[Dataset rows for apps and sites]
________________________

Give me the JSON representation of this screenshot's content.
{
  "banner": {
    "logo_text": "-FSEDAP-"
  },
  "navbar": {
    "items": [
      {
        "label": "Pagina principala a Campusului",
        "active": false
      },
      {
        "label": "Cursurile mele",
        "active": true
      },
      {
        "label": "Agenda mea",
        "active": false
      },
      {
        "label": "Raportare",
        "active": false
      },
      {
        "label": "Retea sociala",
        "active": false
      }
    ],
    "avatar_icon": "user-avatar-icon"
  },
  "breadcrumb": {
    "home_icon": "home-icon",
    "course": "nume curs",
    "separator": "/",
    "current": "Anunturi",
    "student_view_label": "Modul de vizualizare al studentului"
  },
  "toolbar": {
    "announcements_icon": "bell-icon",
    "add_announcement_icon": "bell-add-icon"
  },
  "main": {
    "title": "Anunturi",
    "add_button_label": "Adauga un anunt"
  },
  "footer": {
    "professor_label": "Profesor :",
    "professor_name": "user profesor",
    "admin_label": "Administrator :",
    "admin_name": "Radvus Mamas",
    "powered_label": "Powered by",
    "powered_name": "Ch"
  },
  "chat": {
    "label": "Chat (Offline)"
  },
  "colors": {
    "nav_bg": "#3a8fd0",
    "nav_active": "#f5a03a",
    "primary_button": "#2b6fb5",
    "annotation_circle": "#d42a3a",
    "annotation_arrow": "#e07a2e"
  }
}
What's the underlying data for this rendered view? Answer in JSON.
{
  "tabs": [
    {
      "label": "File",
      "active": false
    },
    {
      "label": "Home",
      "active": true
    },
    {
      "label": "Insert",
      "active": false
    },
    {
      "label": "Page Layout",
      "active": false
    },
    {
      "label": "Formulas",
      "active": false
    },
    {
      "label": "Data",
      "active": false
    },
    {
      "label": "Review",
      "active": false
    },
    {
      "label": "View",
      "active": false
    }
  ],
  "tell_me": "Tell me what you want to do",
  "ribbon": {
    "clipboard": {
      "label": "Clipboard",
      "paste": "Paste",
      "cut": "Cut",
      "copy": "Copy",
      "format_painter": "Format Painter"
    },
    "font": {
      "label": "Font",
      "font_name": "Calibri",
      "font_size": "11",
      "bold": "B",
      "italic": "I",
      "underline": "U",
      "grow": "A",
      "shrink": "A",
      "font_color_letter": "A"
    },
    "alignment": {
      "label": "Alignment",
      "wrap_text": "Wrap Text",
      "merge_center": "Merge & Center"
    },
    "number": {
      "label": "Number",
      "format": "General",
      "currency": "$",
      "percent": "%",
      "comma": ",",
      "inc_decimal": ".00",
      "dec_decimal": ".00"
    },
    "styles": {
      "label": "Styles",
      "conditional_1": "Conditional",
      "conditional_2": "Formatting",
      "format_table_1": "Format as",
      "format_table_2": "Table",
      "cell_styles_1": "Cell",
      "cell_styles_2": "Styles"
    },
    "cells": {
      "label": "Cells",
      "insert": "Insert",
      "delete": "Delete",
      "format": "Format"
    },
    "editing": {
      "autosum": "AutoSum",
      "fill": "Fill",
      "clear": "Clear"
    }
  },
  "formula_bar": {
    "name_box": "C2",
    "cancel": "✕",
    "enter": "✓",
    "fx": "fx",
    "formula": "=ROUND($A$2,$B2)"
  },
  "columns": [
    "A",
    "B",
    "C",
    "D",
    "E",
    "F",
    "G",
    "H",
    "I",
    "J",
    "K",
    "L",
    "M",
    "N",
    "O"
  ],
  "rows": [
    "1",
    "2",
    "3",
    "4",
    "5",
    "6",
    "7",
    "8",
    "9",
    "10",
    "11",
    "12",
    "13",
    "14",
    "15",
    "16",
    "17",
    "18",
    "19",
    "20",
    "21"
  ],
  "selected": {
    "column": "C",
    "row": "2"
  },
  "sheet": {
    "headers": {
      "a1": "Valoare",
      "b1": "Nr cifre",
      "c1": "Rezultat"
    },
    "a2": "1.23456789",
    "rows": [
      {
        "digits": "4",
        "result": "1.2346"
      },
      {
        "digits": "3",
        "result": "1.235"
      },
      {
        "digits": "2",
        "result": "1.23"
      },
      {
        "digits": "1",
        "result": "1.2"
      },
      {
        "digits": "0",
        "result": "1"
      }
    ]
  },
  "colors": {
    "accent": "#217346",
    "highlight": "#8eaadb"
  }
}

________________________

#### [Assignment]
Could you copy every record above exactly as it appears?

#### [Task result]
Give me the JSON representation of this screenshot's content.
{
  "banner": {
    "logo_text": "-FSEDAP-"
  },
  "navbar": {
    "items": [
      {
        "label": "Pagina principala a Campusului",
        "active": false
      },
      {
        "label": "Cursurile mele",
        "active": true
      },
      {
        "label": "Agenda mea",
        "active": false
      },
      {
        "label": "Raportare",
        "active": false
      },
      {
        "label": "Retea sociala",
        "active": false
      }
    ],
    "avatar_icon": "user-avatar-icon"
  },
  "breadcrumb": {
    "home_icon": "home-icon",
    "course": "nume curs",
    "separator": "/",
    "current": "Anunturi",
    "student_view_label": "Modul de vizualizare al studentului"
  },
  "toolbar": {
    "announcements_icon": "bell-icon",
    "add_announcement_icon": "bell-add-icon"
  },
  "main": {
    "title": "Anunturi",
    "add_button_label": "Adauga un anunt"
  },
  "footer": {
    "professor_label": "Profesor :",
    "professor_name": "user profesor",
    "admin_label": "Administrator :",
    "admin_name": "Radvus Mamas",
    "powered_label": "Powered by",
    "powered_name": "Ch"
  },
  "chat": {
    "label": "Chat (Offline)"
  },
  "colors": {
    "nav_bg": "#3a8fd0",
    "nav_active": "#f5a03a",
    "primary_button": "#2b6fb5",
    "annotation_circle": "#d42a3a",
    "annotation_arrow": "#e07a2e"
  }
}
What's the underlying data for this rendered view? Answer in JSON.
{
  "tabs": [
    {
      "label": "File",
      "active": false
    },
    {
      "label": "Home",
      "active": true
    },
    {
      "label": "Insert",
      "active": false
    },
    {
      "label": "Page Layout",
      "active": false
    },
    {
      "label": "Formulas",
      "active": false
    },
    {
      "label": "Data",
      "active": false
    },
    {
      "label": "Review",
      "active": false
    },
    {
      "label": "View",
      "active": false
    }
  ],
  "tell_me": "Tell me what you want to do",
  "ribbon": {
    "clipboard": {
      "label": "Clipboard",
      "paste": "Paste",
      "cut": "Cut",
      "copy": "Copy",
      "format_painter": "Format Painter"
    },
    "font": {
      "label": "Font",
      "font_name": "Calibri",
      "font_size": "11",
      "bold": "B",
      "italic": "I",
      "underline": "U",
      "grow": "A",
      "shrink": "A",
      "font_color_letter": "A"
    },
    "alignment": {
      "label": "Alignment",
      "wrap_text": "Wrap Text",
      "merge_center": "Merge & Center"
    },
    "number": {
      "label": "Number",
      "format": "General",
      "currency": "$",
      "percent": "%",
      "comma": ",",
      "inc_decimal": ".00",
      "dec_decimal": ".00"
    },
    "styles": {
      "label": "Styles",
      "conditional_1": "Conditional",
      "conditional_2": "Formatting",
      "format_table_1": "Format as",
      "format_table_2": "Table",
      "cell_styles_1": "Cell",
      "cell_styles_2": "Styles"
    },
    "cells": {
      "label": "Cells",
      "insert": "Insert",
      "delete": "Delete",
      "format": "Format"
    },
    "editing": {
      "autosum": "AutoSum",
      "fill": "Fill",
      "clear": "Clear"
    }
  },
  "formula_bar": {
    "name_box": "C2",
    "cancel": "✕",
    "enter": "✓",
    "fx": "fx",
    "formula": "=ROUND($A$2,$B2)"
  },
  "columns": [
    "A",
    "B",
    "C",
    "D",
    "E",
    "F",
    "G",
    "H",
    "I",
    "J",
    "K",
    "L",
    "M",
    "N",
    "O"
  ],
  "rows": [
    "1",
    "2",
    "3",
    "4",
    "5",
    "6",
    "7",
    "8",
    "9",
    "10",
    "11",
    "12",
    "13",
    "14",
    "15",
    "16",
    "17",
    "18",
    "19",
    "20",
    "21"
  ],
  "selected": {
    "column": "C",
    "row": "2"
  },
  "sheet": {
    "headers": {
      "a1": "Valoare",
      "b1": "Nr cifre",
      "c1": "Rezultat"
    },
    "a2": "1.23456789",
    "rows": [
      {
        "digits": "4",
        "result": "1.2346"
      },
      {
        "digits": "3",
        "result": "1.235"
      },
      {
        "digits": "2",
        "result": "1.23"
      },
      {
        "digits": "1",
        "result": "1.2"
      },
      {
        "digits": "0",
        "result": "1"
      }
    ]
  },
  "colors": {
    "accent": "#217346",
    "highlight": "#8eaadb"
  }
}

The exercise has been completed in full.